399.The effect of the amendments made by subsections (2) and (4) is that members of staff designated under section 7A will, in addition to their existing powers, be able to: (a) conduct trials of non-imprisonable summary offences in magistrates’ courts, (b) conduct proceedings in magistrates’ courts (other than trials) in relation to certain offences previously excluded from their remit (for example, an offence triable only on indictment or one for which the accused has elected to be tried by jury, or the court has found that it should be so tried), (c) conduct applications or other proceedings relating to “preventative civil orders”, and (d) conduct certain proceedings assigned to the Director of Public Prosecutions by the Attorney General under section 3(2)(g) of the Prosecution of Offences Act 1985 (these include proceedings on an application under section 2 of the Dogs Act 1871).
400.Subsection (3) amends subsection (5) of section 7A to make consequential changes to the definition of “bail in criminal proceedings” and to define preventative civil orders. These include restraining orders, parenting orders and other civil orders which follow criminal proceedings (such as ASBOs, drinking banning orders and football banning orders). The new subsection (5A) reproduces the existing definition of “trial” for the purposes of the section.
401.Subsection (5) inserts new subsections (8), (9) and (10) into section 7A. Subsections (8) and (9) provide that from 1 May 2011 Associate Prosecutors (formerly known as Designated Caseworkers) will cease to be exempt from the regulatory framework for persons who engage in legal activities provided for in the Legal Services Act 2007. Subsection (10) is included in case consequential amendments are required to the Legal Services Act 2007 to ensure that Associate Prosecutors can properly be catered for within the regulatory framework provided for by that Act. An order-making power (subject to the affirmative procedure) would enable appropriate modifications to be made to the 2007 Act, and if necessary other enactments (including section 7A), to this end.

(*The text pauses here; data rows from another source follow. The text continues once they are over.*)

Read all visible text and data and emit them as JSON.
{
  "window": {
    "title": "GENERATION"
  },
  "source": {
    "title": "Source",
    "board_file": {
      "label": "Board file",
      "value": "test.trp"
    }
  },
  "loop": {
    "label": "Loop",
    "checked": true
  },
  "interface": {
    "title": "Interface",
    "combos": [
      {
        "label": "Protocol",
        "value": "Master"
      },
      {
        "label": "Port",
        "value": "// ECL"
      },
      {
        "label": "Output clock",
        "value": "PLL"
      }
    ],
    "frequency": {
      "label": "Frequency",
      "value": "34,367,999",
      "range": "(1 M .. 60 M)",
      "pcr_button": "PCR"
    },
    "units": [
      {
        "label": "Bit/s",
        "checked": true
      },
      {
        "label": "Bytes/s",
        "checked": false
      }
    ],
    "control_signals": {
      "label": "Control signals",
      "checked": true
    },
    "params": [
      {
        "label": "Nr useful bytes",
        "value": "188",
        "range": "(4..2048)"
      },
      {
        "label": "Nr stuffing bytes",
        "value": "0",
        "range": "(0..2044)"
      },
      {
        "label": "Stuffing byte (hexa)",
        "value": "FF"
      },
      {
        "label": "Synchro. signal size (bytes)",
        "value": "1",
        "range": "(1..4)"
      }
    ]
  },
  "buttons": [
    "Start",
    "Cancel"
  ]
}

402.Subsection (5) also inserts new subsections (11) and (12) into section 7A. Associate Prosecutors’ trial remit is limited through subsection (2) to non-imprisonable summary offences. The inclusion of subsections (11) and (12) provides a power that would allow the restriction on conducting proceedings in respect of imprisonable summary offences to be lifted by order (subject to affirmative procedure).
403.Subsection (6) amends section 15 of the Prosecution of Offences Act 1985 so as to enable designated members of staff to undertake binding over proceedings in the magistrates’ court.
Criminal Legal Aid
404.Sections 12 to 18 of, and Schedule 3 to, the Access to Justice Act 1999 (the 1999 Act), as amended by the Criminal Defence Service Act 2006, deal with the Criminal Defence Service. Under section 12 of the Access to Justice Act, the Legal Services Commission (the LSC) is required to set up the Criminal Defence Service to secure that people involved in criminal investigations or criminal proceedings have access to such advice, assistance and representation as the interests of justice require. Broadly speaking, advice and assistance is available for the investigation stage and representation for proceedings.
405.Section 14 and Schedule 3 deal with representation in criminal proceedings. “Representation” is defined in section 26. It covers the preparation of a case and advocacy at any hearing. Paragraph 1(1) of Schedule 3 says that a right to representation for the purposes of any kind of criminal proceedings before a court may be granted to an individual such as is mentioned in relation to that kind of proceedings in section 12(2). The grant of a right to representation is subject to a test of the interests of justice (paragraph 5(1) of Schedule 3). Paragraph 5(2) sets out factors to be considered in deciding what the interests of justice consist of.
406.Schedule 3 was amended by the Criminal Defence Service Act 2006 to add regulation-making powers to provide for the transfer of the responsibility for granting rights to representation from the courts to the LSC and the re-introduction of a test of financial eligibility (paragraphs 2A and 3B of Schedule 3). These powers were exercised, in relation to criminal proceedings in magistrates’ courts, in the Criminal Defence Service (Representation Orders and Consequential Amendments) Regulations 2006 (S.I. 2006/2493) and the Criminal Defence Service (Financial Eligibility) Regulations 2006 (S.I. 2006/2492). Applications for representation orders are handled by Her Majesty’s Courts Service on behalf of the LSC.